- _ABOUT THIS EXERCISE_: Report, word for word, every line of the material that contains "Centro".
SUPPLIED MATERIAL Start Marker
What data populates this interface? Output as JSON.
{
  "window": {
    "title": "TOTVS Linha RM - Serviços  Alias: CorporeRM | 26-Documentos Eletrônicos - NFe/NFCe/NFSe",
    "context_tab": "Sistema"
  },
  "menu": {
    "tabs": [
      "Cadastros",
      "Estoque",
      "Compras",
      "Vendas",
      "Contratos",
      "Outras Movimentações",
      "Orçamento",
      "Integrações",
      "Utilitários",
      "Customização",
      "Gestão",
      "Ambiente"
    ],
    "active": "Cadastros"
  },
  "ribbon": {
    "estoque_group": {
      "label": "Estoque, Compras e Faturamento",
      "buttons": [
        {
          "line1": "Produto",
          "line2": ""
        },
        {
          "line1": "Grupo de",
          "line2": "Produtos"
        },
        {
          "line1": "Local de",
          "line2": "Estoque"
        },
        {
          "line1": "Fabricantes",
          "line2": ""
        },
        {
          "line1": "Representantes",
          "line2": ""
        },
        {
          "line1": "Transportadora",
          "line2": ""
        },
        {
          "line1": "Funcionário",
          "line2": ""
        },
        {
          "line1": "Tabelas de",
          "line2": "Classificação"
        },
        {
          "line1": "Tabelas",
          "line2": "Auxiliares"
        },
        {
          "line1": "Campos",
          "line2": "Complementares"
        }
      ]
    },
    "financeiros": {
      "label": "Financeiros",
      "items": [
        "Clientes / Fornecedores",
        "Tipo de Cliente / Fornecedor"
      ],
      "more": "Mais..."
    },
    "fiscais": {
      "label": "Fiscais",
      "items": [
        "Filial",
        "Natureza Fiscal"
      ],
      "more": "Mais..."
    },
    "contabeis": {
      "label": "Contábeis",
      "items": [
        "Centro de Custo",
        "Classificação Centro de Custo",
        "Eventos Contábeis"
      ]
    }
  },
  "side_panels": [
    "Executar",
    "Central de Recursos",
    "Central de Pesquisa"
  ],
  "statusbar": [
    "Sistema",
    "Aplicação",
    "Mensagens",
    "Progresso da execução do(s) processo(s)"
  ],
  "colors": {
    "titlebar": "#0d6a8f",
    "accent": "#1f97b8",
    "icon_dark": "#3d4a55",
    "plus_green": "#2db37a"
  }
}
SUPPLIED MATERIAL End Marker
- _REPLY_:
        "Centro de Custo",
        "Classificação Centro de Custo",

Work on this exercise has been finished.